WORK REQUIRED =>
For the word "JSON", count the lines below that contain it. Give the number alone.

(Dataset rows describing interfaces)
########################################

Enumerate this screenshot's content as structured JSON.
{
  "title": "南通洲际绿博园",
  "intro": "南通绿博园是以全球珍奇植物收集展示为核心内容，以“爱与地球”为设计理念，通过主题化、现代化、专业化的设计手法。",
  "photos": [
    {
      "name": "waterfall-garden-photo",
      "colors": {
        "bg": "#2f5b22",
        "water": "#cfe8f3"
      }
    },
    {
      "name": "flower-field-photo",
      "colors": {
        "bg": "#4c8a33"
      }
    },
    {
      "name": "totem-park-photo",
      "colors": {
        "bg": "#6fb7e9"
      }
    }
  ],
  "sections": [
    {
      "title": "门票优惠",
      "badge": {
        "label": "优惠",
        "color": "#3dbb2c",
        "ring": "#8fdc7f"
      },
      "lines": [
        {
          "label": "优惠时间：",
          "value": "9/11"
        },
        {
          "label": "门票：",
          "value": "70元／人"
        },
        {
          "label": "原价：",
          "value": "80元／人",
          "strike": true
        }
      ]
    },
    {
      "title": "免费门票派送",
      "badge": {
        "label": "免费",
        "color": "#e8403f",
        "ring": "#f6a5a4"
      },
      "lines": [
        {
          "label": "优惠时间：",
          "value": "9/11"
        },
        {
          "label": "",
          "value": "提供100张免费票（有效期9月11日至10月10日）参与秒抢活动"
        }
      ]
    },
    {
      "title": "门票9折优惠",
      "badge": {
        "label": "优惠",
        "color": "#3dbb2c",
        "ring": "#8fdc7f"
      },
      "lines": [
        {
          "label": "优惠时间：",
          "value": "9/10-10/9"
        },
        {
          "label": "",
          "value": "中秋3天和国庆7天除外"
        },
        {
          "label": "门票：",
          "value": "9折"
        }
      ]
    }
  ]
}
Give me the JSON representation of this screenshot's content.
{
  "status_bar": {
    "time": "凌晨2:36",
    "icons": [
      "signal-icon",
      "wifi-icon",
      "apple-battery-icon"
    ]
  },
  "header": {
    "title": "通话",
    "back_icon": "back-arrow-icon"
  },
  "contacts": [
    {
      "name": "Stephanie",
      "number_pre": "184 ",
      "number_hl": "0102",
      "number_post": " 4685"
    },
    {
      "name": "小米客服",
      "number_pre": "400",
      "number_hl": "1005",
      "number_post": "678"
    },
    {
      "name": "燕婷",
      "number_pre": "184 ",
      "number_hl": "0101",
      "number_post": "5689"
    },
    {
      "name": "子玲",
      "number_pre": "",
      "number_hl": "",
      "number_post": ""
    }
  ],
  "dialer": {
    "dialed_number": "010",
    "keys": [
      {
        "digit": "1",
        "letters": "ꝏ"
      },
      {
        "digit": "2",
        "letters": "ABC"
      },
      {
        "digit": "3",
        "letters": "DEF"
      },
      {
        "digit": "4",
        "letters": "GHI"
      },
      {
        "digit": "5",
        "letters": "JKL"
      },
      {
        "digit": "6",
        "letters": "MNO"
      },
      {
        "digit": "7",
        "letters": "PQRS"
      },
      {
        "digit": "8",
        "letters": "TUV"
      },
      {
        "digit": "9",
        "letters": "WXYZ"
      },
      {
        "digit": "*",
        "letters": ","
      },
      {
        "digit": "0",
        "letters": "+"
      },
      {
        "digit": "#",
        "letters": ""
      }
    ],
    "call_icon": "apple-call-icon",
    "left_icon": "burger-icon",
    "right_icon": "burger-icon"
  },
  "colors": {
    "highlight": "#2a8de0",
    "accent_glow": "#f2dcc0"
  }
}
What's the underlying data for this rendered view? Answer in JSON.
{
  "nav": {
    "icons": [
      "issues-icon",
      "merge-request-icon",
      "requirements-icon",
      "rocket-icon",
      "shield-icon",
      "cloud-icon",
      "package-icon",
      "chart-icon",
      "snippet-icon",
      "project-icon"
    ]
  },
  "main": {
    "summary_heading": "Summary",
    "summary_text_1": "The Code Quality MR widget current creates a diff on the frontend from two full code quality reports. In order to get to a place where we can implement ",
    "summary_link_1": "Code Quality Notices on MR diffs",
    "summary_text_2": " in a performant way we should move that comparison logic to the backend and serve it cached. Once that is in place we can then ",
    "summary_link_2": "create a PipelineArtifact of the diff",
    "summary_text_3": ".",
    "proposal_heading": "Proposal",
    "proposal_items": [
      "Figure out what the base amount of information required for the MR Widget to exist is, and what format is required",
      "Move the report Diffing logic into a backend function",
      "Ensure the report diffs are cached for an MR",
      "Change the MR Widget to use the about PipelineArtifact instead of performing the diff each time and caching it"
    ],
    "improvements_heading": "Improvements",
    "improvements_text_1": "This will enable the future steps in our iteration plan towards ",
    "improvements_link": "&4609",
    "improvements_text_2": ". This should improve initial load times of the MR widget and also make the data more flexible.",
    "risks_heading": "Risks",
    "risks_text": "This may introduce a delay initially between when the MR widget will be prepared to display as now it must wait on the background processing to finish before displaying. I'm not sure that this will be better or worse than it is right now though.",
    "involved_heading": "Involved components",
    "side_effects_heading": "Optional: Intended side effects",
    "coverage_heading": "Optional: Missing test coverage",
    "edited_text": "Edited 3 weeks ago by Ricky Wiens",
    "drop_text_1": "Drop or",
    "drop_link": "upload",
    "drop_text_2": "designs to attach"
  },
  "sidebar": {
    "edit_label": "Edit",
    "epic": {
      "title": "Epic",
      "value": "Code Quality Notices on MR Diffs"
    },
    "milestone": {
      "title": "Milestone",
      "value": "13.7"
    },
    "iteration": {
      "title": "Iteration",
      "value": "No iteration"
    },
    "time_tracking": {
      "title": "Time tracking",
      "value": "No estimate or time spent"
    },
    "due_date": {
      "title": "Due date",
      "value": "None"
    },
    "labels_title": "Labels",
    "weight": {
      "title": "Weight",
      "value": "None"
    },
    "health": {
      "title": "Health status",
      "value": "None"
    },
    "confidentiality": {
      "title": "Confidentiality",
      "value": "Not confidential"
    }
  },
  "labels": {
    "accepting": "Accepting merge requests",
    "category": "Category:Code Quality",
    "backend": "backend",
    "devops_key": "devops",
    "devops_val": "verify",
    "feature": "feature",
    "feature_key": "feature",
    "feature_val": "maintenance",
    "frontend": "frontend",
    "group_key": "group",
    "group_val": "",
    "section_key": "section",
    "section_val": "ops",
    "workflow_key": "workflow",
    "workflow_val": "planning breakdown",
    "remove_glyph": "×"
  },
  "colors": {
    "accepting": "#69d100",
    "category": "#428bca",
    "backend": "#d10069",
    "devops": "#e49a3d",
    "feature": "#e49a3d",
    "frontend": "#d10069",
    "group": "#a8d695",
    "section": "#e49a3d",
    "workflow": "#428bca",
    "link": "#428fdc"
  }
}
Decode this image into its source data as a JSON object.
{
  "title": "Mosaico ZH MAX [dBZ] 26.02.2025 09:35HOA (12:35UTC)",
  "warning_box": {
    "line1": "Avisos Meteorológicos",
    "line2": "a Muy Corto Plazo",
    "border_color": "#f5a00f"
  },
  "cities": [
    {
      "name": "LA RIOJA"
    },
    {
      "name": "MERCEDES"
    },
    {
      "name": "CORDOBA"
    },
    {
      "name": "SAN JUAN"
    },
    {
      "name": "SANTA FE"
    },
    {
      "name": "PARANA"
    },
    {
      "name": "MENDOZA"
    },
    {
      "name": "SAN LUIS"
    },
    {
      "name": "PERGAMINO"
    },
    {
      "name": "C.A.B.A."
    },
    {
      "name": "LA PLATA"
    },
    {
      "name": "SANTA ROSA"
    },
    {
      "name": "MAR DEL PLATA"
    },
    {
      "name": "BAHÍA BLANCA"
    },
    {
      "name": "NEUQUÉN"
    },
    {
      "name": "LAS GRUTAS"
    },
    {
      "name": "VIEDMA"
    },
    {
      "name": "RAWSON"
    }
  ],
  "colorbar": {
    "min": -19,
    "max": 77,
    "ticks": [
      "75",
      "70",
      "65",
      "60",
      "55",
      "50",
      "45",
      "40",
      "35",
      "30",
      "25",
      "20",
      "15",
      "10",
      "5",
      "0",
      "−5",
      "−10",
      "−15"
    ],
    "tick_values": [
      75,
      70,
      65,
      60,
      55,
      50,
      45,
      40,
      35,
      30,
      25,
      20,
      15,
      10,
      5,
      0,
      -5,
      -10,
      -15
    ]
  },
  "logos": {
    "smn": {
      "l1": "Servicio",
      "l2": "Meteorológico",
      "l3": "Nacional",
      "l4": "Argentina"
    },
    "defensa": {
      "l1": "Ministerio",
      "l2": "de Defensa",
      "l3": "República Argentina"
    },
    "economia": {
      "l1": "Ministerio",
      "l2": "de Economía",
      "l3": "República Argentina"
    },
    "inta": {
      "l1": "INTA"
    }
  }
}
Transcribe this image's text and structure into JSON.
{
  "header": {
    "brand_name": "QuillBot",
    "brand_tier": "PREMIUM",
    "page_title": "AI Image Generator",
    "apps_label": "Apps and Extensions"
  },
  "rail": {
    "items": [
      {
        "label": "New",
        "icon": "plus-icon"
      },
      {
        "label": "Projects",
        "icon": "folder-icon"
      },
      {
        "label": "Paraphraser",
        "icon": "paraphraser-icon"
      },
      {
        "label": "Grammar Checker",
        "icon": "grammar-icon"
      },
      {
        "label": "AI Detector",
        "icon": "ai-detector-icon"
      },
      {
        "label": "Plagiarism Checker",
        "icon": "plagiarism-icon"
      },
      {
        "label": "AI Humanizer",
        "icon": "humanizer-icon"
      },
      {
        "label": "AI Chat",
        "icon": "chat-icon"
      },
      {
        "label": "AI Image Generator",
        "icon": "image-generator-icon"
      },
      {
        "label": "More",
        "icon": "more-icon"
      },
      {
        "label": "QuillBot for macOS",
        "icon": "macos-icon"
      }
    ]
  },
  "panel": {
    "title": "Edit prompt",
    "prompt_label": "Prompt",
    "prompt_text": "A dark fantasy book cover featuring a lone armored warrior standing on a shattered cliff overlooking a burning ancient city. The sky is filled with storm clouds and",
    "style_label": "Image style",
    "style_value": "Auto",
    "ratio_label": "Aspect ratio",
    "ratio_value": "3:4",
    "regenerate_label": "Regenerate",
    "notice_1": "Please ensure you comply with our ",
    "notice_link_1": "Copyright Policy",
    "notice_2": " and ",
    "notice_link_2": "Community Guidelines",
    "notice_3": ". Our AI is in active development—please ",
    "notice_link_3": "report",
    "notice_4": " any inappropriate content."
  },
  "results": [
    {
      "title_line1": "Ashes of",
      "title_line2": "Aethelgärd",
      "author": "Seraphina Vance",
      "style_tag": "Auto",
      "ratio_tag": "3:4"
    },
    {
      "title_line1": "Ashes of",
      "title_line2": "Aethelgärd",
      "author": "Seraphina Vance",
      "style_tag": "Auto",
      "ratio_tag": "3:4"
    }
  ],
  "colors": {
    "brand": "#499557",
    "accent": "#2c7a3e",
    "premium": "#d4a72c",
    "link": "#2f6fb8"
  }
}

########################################

WRITTEN ANSWER =>
5